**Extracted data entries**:
'''

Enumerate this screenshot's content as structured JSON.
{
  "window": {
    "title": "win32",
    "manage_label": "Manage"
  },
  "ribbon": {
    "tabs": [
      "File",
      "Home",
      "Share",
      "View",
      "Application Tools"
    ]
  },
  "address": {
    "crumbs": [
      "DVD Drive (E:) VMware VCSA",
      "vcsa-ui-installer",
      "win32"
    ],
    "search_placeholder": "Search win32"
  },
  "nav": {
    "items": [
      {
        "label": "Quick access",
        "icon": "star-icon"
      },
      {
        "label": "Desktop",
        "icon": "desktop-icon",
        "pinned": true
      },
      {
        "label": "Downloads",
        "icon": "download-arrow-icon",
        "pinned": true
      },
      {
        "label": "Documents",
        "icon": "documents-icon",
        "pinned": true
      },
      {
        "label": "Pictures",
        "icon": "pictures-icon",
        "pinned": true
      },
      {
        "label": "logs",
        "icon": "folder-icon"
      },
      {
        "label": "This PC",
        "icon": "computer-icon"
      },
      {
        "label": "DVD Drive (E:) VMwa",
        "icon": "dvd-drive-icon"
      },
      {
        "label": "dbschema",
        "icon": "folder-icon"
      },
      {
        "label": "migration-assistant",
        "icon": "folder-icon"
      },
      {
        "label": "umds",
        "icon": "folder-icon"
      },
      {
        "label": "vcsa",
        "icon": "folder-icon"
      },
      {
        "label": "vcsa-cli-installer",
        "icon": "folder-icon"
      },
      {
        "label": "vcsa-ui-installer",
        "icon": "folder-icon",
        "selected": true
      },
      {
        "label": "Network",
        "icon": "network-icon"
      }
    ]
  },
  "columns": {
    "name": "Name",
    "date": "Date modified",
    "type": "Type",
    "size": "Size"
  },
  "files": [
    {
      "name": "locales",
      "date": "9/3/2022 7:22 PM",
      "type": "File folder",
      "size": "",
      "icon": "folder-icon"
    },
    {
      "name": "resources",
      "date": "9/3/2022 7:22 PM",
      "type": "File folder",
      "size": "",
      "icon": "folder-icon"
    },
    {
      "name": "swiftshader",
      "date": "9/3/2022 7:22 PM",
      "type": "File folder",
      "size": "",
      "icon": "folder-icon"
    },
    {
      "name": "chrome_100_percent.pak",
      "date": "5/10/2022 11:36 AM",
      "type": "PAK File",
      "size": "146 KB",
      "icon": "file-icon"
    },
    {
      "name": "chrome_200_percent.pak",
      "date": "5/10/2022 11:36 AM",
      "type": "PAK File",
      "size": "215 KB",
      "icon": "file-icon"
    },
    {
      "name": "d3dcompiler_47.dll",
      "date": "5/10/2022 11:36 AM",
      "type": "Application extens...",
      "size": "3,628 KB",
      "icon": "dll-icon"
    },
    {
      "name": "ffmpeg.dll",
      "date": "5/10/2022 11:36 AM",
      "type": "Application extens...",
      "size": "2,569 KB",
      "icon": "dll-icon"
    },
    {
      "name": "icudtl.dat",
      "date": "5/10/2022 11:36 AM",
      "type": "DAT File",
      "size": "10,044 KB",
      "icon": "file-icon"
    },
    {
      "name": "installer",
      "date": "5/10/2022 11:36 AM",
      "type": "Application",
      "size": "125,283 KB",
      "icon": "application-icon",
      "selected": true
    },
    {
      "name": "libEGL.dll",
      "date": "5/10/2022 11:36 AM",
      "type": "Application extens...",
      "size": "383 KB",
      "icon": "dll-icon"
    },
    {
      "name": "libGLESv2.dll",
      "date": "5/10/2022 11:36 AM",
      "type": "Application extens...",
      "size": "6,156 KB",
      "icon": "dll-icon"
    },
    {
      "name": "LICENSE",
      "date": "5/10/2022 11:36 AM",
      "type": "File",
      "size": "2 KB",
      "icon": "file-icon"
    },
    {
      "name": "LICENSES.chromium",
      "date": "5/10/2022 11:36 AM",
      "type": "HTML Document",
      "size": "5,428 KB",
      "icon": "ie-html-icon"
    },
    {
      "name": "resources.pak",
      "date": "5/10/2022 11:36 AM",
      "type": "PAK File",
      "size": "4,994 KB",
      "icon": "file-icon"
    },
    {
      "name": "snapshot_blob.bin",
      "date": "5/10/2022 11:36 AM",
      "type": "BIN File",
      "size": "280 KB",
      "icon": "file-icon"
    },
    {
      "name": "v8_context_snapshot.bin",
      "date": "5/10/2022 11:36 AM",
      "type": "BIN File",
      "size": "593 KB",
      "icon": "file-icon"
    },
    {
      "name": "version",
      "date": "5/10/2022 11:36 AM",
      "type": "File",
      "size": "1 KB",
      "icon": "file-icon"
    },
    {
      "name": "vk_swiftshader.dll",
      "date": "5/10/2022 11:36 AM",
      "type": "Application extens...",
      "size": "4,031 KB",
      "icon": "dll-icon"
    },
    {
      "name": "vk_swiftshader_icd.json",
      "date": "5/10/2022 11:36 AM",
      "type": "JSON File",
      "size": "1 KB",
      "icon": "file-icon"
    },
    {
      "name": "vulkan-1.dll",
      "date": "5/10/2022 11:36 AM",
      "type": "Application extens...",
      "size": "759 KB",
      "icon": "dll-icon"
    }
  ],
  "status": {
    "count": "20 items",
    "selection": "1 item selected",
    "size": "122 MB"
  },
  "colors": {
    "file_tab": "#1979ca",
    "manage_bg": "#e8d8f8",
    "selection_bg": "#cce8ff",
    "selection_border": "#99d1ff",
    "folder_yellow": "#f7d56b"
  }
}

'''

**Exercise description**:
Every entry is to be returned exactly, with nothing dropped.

**Solved exercise**:
Enumerate this screenshot's content as structured JSON.
{
  "window": {
    "title": "win32",
    "manage_label": "Manage"
  },
  "ribbon": {
    "tabs": [
      "File",
      "Home",
      "Share",
      "View",
      "Application Tools"
    ]
  },
  "address": {
    "crumbs": [
      "DVD Drive (E:) VMware VCSA",
      "vcsa-ui-installer",
      "win32"
    ],
    "search_placeholder": "Search win32"
  },
  "nav": {
    "items": [
      {
        "label": "Quick access",
        "icon": "star-icon"
      },
      {
        "label": "Desktop",
        "icon": "desktop-icon",
        "pinned": true
      },
      {
        "label": "Downloads",
        "icon": "download-arrow-icon",
        "pinned": true
      },
      {
        "label": "Documents",
        "icon": "documents-icon",
        "pinned": true
      },
      {
        "label": "Pictures",
        "icon": "pictures-icon",
        "pinned": true
      },
      {
        "label": "logs",
        "icon": "folder-icon"
      },
      {
        "label": "This PC",
        "icon": "computer-icon"
      },
      {
        "label": "DVD Drive (E:) VMwa",
        "icon": "dvd-drive-icon"
      },
      {
        "label": "dbschema",
        "icon": "folder-icon"
      },
      {
        "label": "migration-assistant",
        "icon": "folder-icon"
      },
      {
        "label": "umds",
        "icon": "folder-icon"
      },
      {
        "label": "vcsa",
        "icon": "folder-icon"
      },
      {
        "label": "vcsa-cli-installer",
        "icon": "folder-icon"
      },
      {
        "label": "vcsa-ui-installer",
        "icon": "folder-icon",
        "selected": true
      },
      {
        "label": "Network",
        "icon": "network-icon"
      }
    ]
  },
  "columns": {
    "name": "Name",
    "date": "Date modified",
    "type": "Type",
    "size": "Size"
  },
  "files": [
    {
      "name": "locales",
      "date": "9/3/2022 7:22 PM",
      "type": "File folder",
      "size": "",
      "icon": "folder-icon"
    },
    {
      "name": "resources",
      "date": "9/3/2022 7:22 PM",
      "type": "File folder",
      "size": "",
      "icon": "folder-icon"
    },
    {
      "name": "swiftshader",
      "date": "9/3/2022 7:22 PM",
      "type": "File folder",
      "size": "",
      "icon": "folder-icon"
    },
    {
      "name": "chrome_100_percent.pak",
      "date": "5/10/2022 11:36 AM",
      "type": "PAK File",
      "size": "146 KB",
      "icon": "file-icon"
    },
    {
      "name": "chrome_200_percent.pak",
      "date": "5/10/2022 11:36 AM",
      "type": "PAK File",
      "size": "215 KB",
      "icon": "file-icon"
    },
    {
      "name": "d3dcompiler_47.dll",
      "date": "5/10/2022 11:36 AM",
      "type": "Application extens...",
      "size": "3,628 KB",
      "icon": "dll-icon"
    },
    {
      "name": "ffmpeg.dll",
      "date": "5/10/2022 11:36 AM",
      "type": "Application extens...",
      "size": "2,569 KB",
      "icon": "dll-icon"
    },
    {
      "name": "icudtl.dat",
      "date": "5/10/2022 11:36 AM",
      "type": "DAT File",
      "size": "10,044 KB",
      "icon": "file-icon"
    },
    {
      "name": "installer",
      "date": "5/10/2022 11:36 AM",
      "type": "Application",
      "size": "125,283 KB",
      "icon": "application-icon",
      "selected": true
    },
    {
      "name": "libEGL.dll",
      "date": "5/10/2022 11:36 AM",
      "type": "Application extens...",
      "size": "383 KB",
      "icon": "dll-icon"
    },
    {
      "name": "libGLESv2.dll",
      "date": "5/10/2022 11:36 AM",
      "type": "Application extens...",
      "size": "6,156 KB",
      "icon": "dll-icon"
    },
    {
      "name": "LICENSE",
      "date": "5/10/2022 11:36 AM",
      "type": "File",
      "size": "2 KB",
      "icon": "file-icon"
    },
    {
      "name": "LICENSES.chromium",
      "date": "5/10/2022 11:36 AM",
      "type": "HTML Document",
      "size": "5,428 KB",
      "icon": "ie-html-icon"
    },
    {
      "name": "resources.pak",
      "date": "5/10/2022 11:36 AM",
      "type": "PAK File",
      "size": "4,994 KB",
      "icon": "file-icon"
    },
    {
      "name": "snapshot_blob.bin",
      "date": "5/10/2022 11:36 AM",
      "type": "BIN File",
      "size": "280 KB",
      "icon": "file-icon"
    },
    {
      "name": "v8_context_snapshot.bin",
      "date": "5/10/2022 11:36 AM",
      "type": "BIN File",
      "size": "593 KB",
      "icon": "file-icon"
    },
    {
      "name": "version",
      "date": "5/10/2022 11:36 AM",
      "type": "File",
      "size": "1 KB",
      "icon": "file-icon"
    },
    {
      "name": "vk_swiftshader.dll",
      "date": "5/10/2022 11:36 AM",
      "type": "Application extens...",
      "size": "4,031 KB",
      "icon": "dll-icon"
    },
    {
      "name": "vk_swiftshader_icd.json",
      "date": "5/10/2022 11:36 AM",
      "type": "JSON File",
      "size": "1 KB",
      "icon": "file-icon"
    },
    {
      "name": "vulkan-1.dll",
      "date": "5/10/2022 11:36 AM",
      "type": "Application extens...",
      "size": "759 KB",
      "icon": "dll-icon"
    }
  ],
  "status": {
    "count": "20 items",
    "selection": "1 item selected",
    "size": "122 MB"
  },
  "colors": {
    "file_tab": "#1979ca",
    "manage_bg": "#e8d8f8",
    "selection_bg": "#cce8ff",
    "selection_border": "#99d1ff",
    "folder_yellow": "#f7d56b"
  }
}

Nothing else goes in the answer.